However, don’t forget that MetaBirkins was sold! Profits are involved.
And when there’s a commercial element at play, the fair dealing defence becomes less tenable.
It’s not necessarily a definitive blow to a fair dealing defence, but it does become less favourable for the author to argue that (i) I’m making a critique with my art, but (ii) guess what, I’m earning a tidy profit too!
Ultimately, it’s anyone’s guess how it’ll play out in court.
Another interesting development due to the MetaBirkins lawsuit is that we might be witnessing the rise of a digital arts black market.
Because amongst many issues, how exactly would you enforce a judgement? The NFTs would live on the blockchain forever. Sold on a different secondary marketplace. Minted on other chains and live on in perpetuity in those places too.
But back to the main crux of this article.
Unlike a trademark, copyright is an automatic property right. I.e. you don’t have to register a piece of work for copyright to subsist/exist.
Copyright only exists in certain categories: literary works, dramatic works, musical works, artistic works etc. You must also fulfil other legal requirements for a work to qualify as copyright.
With NFTs, we are likely looking at many, different types of copyright.
Copyright might exist in the smart contract itself, the artwork, the music (if it’s a #MusicNFT like the Happy Voices NFT project by musician David Choi) etc.
These are all separate copyrights.
But even if copyright exists, that doesn’t necessarily mean you own the many different types of copyright in an NFT after buying it.
That’s why a licensing agreement is so important. So that you know exactly what rights you obtain (and relevant restrictions that apply) upon purchasing an NFT.
Similar to trademarks, patents are not automatic rights. You must register them in each jurisdiction you want to have patent protection in.
Patents are generally hard to obtain, because they’re very oppressive.
Because whoever gets a patent, has complete monopoly over whatever that patent covers for a fixed period (likely 20 years, depending on your jurisdiction).

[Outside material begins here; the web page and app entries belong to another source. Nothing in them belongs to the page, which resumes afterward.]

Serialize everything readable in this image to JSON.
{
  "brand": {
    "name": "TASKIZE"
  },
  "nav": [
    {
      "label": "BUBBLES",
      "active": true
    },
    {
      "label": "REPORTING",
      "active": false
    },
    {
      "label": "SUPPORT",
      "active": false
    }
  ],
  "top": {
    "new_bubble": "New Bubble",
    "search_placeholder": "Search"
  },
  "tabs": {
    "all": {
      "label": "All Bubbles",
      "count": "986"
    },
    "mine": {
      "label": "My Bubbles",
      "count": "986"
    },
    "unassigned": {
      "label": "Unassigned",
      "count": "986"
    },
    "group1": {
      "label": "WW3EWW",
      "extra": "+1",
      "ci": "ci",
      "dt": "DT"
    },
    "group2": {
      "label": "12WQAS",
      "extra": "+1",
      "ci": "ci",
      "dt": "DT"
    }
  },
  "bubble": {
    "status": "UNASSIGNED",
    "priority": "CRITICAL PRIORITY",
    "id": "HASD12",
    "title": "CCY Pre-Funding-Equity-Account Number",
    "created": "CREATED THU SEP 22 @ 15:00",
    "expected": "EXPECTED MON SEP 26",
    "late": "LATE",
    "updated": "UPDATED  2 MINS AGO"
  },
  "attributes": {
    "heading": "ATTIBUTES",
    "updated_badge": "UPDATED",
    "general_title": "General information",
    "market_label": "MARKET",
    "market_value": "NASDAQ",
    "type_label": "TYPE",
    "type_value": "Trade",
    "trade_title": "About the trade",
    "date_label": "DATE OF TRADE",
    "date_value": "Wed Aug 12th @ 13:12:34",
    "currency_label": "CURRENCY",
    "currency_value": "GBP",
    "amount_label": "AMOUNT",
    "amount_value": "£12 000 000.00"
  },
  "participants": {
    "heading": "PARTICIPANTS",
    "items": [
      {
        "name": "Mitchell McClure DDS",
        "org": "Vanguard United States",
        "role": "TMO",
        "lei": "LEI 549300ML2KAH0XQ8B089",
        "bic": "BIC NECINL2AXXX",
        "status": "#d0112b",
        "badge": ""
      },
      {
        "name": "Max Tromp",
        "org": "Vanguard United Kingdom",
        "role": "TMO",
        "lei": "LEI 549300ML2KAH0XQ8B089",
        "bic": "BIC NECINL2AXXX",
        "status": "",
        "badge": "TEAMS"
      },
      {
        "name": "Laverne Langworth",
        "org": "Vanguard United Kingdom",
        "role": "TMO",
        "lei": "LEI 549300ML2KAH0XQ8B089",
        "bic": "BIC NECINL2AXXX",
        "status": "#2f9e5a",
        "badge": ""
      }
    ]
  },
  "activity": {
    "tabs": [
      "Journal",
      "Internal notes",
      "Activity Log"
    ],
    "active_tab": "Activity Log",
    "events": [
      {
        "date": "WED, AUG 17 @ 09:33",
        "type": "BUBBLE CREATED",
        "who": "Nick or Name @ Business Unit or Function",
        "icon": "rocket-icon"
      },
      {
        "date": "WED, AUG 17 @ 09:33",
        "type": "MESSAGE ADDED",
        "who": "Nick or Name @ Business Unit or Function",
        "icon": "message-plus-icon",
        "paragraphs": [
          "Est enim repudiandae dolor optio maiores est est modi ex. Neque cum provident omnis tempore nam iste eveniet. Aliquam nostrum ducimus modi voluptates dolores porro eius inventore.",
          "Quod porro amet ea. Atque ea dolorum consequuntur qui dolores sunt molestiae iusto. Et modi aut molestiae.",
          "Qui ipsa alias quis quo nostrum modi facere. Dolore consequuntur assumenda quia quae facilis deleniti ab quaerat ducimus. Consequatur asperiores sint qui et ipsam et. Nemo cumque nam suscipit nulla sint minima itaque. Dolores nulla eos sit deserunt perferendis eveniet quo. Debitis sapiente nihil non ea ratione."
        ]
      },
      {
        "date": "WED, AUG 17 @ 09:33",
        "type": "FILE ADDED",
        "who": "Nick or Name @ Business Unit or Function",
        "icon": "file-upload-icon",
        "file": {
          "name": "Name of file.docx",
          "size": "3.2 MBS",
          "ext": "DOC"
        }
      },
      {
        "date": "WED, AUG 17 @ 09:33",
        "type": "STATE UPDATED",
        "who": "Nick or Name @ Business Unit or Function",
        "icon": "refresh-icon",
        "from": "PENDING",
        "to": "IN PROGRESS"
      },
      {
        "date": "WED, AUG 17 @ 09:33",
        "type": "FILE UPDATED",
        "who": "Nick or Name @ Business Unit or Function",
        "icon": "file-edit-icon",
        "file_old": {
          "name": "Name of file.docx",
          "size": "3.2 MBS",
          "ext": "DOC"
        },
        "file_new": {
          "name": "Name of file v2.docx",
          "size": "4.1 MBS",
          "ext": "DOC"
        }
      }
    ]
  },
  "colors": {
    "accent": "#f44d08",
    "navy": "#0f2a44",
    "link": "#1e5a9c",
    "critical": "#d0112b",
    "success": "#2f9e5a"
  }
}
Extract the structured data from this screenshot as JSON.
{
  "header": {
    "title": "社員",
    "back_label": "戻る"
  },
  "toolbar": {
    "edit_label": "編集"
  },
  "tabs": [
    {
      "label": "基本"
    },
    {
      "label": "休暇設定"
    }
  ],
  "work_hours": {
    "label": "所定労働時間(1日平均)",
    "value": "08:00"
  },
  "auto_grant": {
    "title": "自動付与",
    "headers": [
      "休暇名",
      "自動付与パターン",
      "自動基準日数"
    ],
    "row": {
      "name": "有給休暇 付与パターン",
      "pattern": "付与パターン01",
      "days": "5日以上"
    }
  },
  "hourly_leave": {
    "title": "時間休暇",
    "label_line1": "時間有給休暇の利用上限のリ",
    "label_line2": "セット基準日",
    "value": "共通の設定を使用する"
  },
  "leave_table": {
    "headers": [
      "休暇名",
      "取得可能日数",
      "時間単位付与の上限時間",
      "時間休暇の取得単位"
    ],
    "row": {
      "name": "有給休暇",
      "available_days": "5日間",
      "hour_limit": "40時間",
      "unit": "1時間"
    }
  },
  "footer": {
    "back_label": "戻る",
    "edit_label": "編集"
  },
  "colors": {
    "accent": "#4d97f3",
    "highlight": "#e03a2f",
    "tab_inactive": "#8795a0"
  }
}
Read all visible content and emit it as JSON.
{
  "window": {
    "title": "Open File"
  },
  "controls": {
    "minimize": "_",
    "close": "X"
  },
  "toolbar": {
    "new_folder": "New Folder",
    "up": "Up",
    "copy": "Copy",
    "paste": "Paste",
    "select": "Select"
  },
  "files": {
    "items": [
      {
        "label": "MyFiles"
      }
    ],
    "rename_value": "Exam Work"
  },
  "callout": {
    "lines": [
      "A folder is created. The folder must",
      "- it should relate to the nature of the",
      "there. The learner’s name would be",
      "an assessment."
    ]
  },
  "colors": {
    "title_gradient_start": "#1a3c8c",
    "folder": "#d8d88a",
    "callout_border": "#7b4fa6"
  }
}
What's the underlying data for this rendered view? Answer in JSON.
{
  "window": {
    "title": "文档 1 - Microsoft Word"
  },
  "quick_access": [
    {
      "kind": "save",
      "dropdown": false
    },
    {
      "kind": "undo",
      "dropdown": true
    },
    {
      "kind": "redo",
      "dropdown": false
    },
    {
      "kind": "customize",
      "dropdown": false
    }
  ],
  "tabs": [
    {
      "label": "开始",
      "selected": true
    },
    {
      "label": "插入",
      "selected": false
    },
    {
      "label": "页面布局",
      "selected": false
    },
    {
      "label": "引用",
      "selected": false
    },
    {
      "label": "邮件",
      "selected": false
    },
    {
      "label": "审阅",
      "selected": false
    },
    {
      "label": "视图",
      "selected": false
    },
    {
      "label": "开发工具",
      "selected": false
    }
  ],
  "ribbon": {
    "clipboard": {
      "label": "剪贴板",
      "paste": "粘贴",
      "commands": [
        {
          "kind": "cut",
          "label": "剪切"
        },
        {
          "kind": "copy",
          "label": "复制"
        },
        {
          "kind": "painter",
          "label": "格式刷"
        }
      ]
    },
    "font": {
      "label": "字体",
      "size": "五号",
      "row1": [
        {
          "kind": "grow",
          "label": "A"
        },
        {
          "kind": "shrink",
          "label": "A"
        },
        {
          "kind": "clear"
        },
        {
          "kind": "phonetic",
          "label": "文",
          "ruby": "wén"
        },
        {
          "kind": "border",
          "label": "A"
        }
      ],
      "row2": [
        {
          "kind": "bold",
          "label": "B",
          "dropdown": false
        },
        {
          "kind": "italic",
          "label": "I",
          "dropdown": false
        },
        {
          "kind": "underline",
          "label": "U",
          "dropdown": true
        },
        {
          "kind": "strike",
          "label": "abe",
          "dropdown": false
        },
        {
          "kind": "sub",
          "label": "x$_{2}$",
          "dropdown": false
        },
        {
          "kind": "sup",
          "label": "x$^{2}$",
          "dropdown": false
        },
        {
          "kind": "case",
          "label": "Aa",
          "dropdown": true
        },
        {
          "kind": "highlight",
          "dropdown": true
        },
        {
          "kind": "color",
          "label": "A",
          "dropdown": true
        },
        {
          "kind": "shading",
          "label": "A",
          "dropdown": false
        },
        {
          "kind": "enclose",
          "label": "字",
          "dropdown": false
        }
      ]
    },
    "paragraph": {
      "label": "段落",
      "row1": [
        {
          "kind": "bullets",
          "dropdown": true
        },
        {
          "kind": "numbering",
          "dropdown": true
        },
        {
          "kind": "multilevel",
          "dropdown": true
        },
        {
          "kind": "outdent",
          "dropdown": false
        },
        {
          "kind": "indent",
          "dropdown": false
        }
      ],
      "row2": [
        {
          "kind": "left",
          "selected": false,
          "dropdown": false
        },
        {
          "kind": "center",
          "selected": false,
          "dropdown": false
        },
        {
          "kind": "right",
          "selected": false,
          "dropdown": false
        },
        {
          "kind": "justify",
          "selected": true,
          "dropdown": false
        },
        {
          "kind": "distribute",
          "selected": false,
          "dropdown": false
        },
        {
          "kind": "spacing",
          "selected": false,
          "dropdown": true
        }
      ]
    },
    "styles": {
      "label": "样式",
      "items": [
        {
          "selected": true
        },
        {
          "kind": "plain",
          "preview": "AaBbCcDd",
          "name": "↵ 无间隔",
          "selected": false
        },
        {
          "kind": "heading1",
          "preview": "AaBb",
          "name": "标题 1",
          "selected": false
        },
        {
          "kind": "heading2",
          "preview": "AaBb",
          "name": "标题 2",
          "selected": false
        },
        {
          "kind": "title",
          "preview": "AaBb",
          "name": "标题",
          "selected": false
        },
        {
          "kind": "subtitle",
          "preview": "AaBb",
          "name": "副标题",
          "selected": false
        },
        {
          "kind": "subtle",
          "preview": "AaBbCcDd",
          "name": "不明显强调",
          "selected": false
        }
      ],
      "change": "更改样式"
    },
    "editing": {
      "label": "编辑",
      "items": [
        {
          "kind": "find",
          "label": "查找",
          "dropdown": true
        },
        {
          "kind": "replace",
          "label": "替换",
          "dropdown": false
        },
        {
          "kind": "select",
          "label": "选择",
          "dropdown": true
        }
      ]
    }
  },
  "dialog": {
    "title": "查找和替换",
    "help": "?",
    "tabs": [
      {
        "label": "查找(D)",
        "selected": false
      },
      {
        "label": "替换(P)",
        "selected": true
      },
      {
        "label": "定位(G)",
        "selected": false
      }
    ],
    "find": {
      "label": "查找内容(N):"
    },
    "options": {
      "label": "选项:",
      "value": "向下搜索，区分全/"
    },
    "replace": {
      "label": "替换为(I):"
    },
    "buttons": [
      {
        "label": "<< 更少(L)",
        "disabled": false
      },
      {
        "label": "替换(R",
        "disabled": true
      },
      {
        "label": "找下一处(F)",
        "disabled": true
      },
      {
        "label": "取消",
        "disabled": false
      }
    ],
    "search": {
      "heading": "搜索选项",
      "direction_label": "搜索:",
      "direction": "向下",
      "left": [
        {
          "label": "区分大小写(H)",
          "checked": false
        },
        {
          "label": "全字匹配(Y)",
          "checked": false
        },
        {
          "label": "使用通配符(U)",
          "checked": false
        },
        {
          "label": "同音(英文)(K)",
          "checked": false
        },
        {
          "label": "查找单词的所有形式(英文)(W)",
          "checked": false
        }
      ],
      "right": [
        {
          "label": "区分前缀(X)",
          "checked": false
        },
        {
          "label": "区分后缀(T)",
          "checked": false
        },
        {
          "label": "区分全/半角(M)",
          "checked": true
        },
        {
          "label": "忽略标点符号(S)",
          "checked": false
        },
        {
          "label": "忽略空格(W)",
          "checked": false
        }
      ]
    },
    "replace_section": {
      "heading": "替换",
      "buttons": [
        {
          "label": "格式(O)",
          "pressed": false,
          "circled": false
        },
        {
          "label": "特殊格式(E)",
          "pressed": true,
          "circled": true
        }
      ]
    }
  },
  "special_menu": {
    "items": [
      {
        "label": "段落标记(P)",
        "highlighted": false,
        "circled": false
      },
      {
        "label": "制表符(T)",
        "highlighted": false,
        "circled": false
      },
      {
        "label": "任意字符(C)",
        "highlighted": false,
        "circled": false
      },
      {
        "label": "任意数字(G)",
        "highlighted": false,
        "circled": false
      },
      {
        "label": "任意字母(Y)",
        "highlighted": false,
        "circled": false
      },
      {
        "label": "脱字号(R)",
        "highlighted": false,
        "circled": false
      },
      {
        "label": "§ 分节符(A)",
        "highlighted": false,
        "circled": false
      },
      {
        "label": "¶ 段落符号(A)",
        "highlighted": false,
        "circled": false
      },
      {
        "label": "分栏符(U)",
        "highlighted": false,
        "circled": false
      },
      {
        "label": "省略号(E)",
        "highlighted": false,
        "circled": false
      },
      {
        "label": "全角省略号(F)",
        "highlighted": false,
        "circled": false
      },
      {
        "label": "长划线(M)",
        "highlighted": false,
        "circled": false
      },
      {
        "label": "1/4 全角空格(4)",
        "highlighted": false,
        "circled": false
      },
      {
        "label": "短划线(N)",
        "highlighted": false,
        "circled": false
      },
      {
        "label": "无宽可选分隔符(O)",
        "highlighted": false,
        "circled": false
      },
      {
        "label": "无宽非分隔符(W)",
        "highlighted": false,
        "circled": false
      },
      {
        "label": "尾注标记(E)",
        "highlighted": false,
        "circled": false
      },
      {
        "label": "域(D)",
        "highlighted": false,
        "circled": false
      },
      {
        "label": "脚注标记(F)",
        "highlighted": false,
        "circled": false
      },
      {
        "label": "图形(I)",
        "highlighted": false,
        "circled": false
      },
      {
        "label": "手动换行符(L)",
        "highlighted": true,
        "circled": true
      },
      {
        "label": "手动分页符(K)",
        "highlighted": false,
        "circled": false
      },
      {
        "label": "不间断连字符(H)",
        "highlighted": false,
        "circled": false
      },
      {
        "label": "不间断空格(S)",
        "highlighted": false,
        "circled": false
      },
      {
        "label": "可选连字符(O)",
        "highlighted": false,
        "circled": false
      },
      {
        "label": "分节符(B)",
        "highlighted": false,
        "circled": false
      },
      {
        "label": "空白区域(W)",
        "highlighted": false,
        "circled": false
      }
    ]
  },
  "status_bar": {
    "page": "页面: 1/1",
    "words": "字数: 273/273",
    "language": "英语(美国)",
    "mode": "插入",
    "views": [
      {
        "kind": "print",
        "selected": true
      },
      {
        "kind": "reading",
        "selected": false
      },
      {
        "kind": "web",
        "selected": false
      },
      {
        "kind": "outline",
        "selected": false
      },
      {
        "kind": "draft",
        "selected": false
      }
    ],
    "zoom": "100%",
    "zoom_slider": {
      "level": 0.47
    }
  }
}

The kind of IP you might have with an NFT would very unlikely cover a patent, because a patent must contain the following 4 elements:
- be over an invention;
- be novel;
- have an inventive step; and
- be capable of industrial application.
There are discussions that an NFT can be used to transfer patent rights from one owner to the other, but that’s a very different scenario altogether.
4. Design Rights
Design rights can be both unregistered (it arises automatically) and registered. There are overlaps with copyright, but design focuses on protecting the shape, configuration and appearance of a work.
Design rights are often registered in addition to other IP rights because hey, you always want more protection, right?
In short, when looking at an NFT, the kind of IPRs that might exist will likely cover trademark, copyright, patent and/or design rights.
But just because you (the NFT holder) can show that these specific IPRs exist, that doesn’t automatically mean that you own any/all the existing IPRs when you buy an NFT.
In actuality, you have purchased an authentication of ownership of the asset (in the form of a digital file), which doesn’t always mean an automatic transfer of the underlying asset.
It’s more likely that you have acquired a licence to use the NFT for non-commercial purposes and have a digitally authenticated certificate to prove that you own the digital asset.
If there is only one takeaway from this article, it is this: always look for the applicable licensing agreement and know what terms you’re agreeing to.
Don’t just rely on what’s shouted on Twitter or mention casually on Twitter Spaces and/or Discord channels.